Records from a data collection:
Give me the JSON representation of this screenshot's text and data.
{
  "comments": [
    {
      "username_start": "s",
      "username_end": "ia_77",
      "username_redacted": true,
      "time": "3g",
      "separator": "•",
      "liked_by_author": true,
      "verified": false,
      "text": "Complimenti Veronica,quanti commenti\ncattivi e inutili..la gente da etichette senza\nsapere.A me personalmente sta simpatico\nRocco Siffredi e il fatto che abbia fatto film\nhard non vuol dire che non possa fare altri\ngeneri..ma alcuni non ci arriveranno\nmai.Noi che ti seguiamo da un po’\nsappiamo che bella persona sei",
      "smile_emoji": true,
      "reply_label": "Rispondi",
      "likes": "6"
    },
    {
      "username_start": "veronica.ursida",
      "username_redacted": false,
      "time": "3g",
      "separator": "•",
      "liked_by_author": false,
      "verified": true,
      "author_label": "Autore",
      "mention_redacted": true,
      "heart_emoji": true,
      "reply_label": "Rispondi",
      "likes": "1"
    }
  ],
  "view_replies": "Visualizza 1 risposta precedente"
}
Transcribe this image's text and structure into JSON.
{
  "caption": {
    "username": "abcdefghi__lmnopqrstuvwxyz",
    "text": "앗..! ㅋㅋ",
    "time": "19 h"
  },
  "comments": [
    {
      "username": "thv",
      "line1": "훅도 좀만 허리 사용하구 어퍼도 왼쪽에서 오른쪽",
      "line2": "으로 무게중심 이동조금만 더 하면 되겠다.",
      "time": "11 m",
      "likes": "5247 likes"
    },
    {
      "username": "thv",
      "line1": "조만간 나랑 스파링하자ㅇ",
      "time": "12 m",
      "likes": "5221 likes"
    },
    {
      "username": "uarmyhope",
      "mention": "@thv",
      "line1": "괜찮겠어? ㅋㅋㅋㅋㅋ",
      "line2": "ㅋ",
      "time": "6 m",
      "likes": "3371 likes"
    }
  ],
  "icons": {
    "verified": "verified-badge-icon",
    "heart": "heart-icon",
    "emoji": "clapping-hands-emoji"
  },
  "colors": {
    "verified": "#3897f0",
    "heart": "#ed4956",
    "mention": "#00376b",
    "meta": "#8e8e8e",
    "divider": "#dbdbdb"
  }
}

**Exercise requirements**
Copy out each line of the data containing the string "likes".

**Your response**
      "likes": "6"
      "likes": "1"
      "likes": "5247 likes"
      "likes": "5221 likes"
      "likes": "3371 likes"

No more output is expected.